A number of new cargo-carrying options help speed up the game’s questionable pacing and add more variety to Sam Bridges’ journeys from distribution centre to distribution centre. You can deliver an order in no time at all using the new cargo catapult and then complete the next two on foot, exploring each location and taking in your surroundings.
Death Stranding: Director’s Cut grants you true freedom
This freedom really makes the Director’s Cut feel like Kojima is letting you play his game in the way that you want, for as long as you want. It still has all the weird and wonderful quirks of a Kojima game, of course, but Death Stranding: Director’s Cut grants you true freedom in how you want to spend your time.
The game also has a far greater impact this time around thanks to the excellent DualSense haptic feedback that has been implemented into the game. If you are carrying cargo by hand, the controller weighs more on the side you are holding the package. The feedback also excellently reflects the surfaces you are walking on, with grass feeling much different to concrete.
There are some more peculiar uses of the haptic feedback, such as the way in which it’s used when Sam has to pee, but for the most part, it is all excellent, with the same being said for the few uses the adaptive triggers get.
The other additions help make Death Stranding feel like a bigger experience, giving you more ways to spend your time, such as a fun challenge-based Firing Range for you to test out your weapons. The racing mode is a blast for a little while but feels more like a bonus than anything hugely additive. However, the new story moments do offer some nice bits of new gameplay and bonus customisation options.
It’s strange how time, the second viewing of something, and shared experiences can change your views on a videogame but with this second playthrough and the new content, I feel like I truly understand the concept of Death Stranding now. Kojima’s United Cites of America might not be entirely enriched by the full line-up of Director’s Cut content, but it certainly makes a difference.

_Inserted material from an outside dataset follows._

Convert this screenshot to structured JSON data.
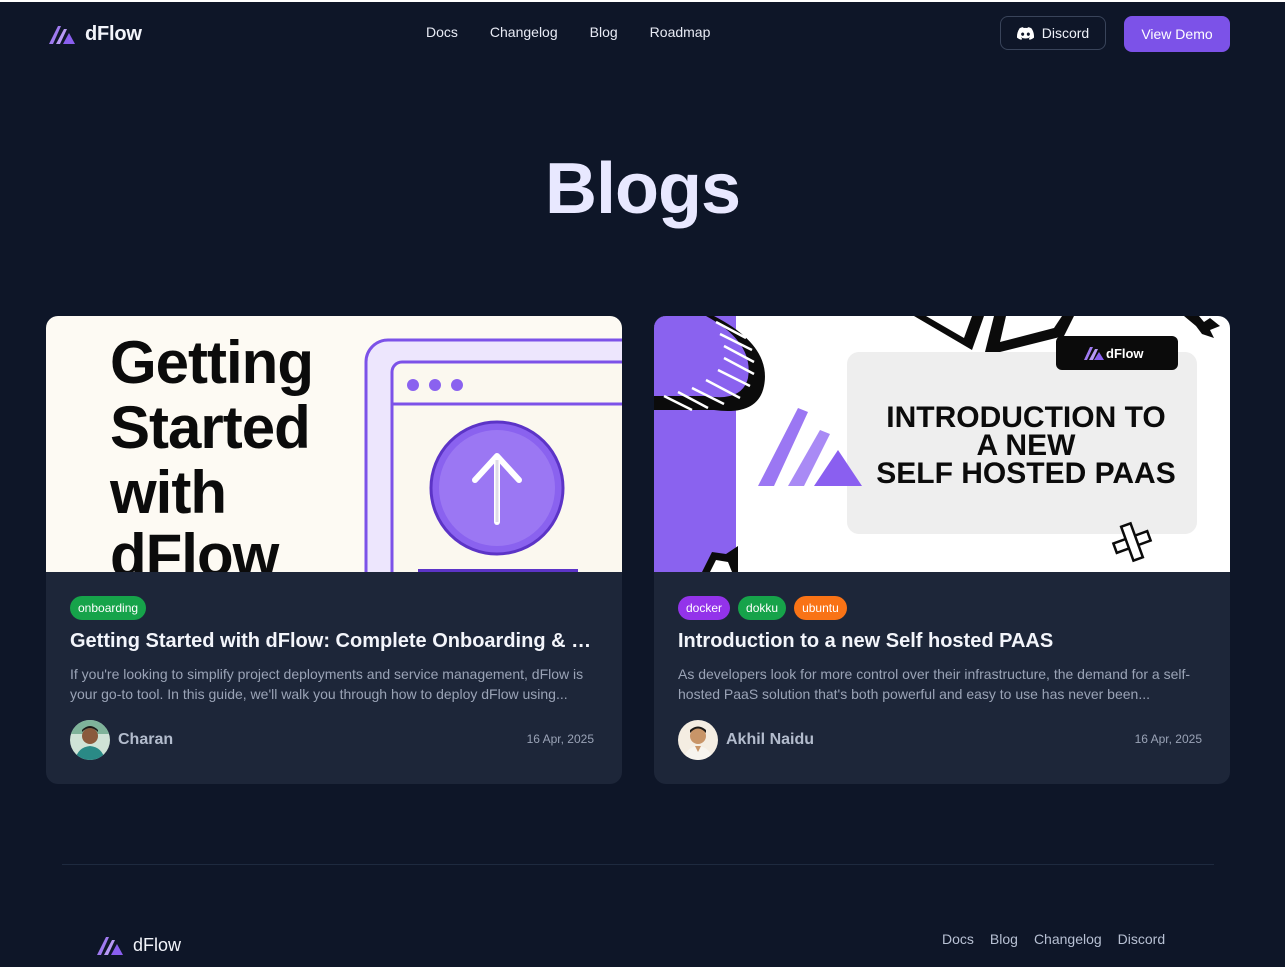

Whether you’re a long-time fan of Death Stranding or you’re a sceptic of the Strand genre, the Director’s Cut is worth a shot, if only to see whether it will leave a better impression on you in 2021.